Data records for software interfaces

•••

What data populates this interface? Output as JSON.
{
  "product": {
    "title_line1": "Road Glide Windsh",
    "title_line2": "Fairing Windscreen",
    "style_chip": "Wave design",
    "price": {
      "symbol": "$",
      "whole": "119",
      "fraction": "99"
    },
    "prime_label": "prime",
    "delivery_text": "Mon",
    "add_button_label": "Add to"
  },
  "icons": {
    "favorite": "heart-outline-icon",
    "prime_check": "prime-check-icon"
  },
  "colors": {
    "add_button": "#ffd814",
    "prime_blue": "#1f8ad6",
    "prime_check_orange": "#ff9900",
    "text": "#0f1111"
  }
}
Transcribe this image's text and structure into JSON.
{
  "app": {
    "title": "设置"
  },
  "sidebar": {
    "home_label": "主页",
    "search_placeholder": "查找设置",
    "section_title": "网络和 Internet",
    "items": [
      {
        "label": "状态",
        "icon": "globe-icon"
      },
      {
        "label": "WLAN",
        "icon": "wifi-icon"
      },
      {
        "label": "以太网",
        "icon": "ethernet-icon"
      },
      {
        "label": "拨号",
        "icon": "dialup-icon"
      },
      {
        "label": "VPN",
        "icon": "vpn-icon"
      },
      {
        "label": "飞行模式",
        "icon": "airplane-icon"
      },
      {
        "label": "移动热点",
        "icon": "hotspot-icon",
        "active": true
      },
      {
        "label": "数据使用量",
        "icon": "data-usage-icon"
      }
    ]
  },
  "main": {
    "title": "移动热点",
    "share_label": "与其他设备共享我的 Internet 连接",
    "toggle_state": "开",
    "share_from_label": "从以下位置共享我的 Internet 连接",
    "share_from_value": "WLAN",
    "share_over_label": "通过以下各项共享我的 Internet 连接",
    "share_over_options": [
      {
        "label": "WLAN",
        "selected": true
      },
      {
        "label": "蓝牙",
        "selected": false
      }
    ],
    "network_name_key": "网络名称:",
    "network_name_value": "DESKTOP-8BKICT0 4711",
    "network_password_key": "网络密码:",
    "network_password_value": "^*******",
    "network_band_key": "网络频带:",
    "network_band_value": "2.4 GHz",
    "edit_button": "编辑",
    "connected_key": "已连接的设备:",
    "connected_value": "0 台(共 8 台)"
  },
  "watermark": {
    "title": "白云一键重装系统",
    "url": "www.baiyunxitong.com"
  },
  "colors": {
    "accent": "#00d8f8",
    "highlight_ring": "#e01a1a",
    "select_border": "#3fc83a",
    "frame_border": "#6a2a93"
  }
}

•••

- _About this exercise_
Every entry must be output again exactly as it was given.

- _Response for this exercise_
What data populates this interface? Output as JSON.
{
  "product": {
    "title_line1": "Road Glide Windsh",
    "title_line2": "Fairing Windscreen",
    "style_chip": "Wave design",
    "price": {
      "symbol": "$",
      "whole": "119",
      "fraction": "99"
    },
    "prime_label": "prime",
    "delivery_text": "Mon",
    "add_button_label": "Add to"
  },
  "icons": {
    "favorite": "heart-outline-icon",
    "prime_check": "prime-check-icon"
  },
  "colors": {
    "add_button": "#ffd814",
    "prime_blue": "#1f8ad6",
    "prime_check_orange": "#ff9900",
    "text": "#0f1111"
  }
}
Transcribe this image's text and structure into JSON.
{
  "app": {
    "title": "设置"
  },
  "sidebar": {
    "home_label": "主页",
    "search_placeholder": "查找设置",
    "section_title": "网络和 Internet",
    "items": [
      {
        "label": "状态",
        "icon": "globe-icon"
      },
      {
        "label": "WLAN",
        "icon": "wifi-icon"
      },
      {
        "label": "以太网",
        "icon": "ethernet-icon"
      },
      {
        "label": "拨号",
        "icon": "dialup-icon"
      },
      {
        "label": "VPN",
        "icon": "vpn-icon"
      },
      {
        "label": "飞行模式",
        "icon": "airplane-icon"
      },
      {
        "label": "移动热点",
        "icon": "hotspot-icon",
        "active": true
      },
      {
        "label": "数据使用量",
        "icon": "data-usage-icon"
      }
    ]
  },
  "main": {
    "title": "移动热点",
    "share_label": "与其他设备共享我的 Internet 连接",
    "toggle_state": "开",
    "share_from_label": "从以下位置共享我的 Internet 连接",
    "share_from_value": "WLAN",
    "share_over_label": "通过以下各项共享我的 Internet 连接",
    "share_over_options": [
      {
        "label": "WLAN",
        "selected": true
      },
      {
        "label": "蓝牙",
        "selected": false
      }
    ],
    "network_name_key": "网络名称:",
    "network_name_value": "DESKTOP-8BKICT0 4711",
    "network_password_key": "网络密码:",
    "network_password_value": "^*******",
    "network_band_key": "网络频带:",
    "network_band_value": "2.4 GHz",
    "edit_button": "编辑",
    "connected_key": "已连接的设备:",
    "connected_value": "0 台(共 8 台)"
  },
  "watermark": {
    "title": "白云一键重装系统",
    "url": "www.baiyunxitong.com"
  },
  "colors": {
    "accent": "#00d8f8",
    "highlight_ring": "#e01a1a",
    "select_border": "#3fc83a",
    "frame_border": "#6a2a93"
  }
}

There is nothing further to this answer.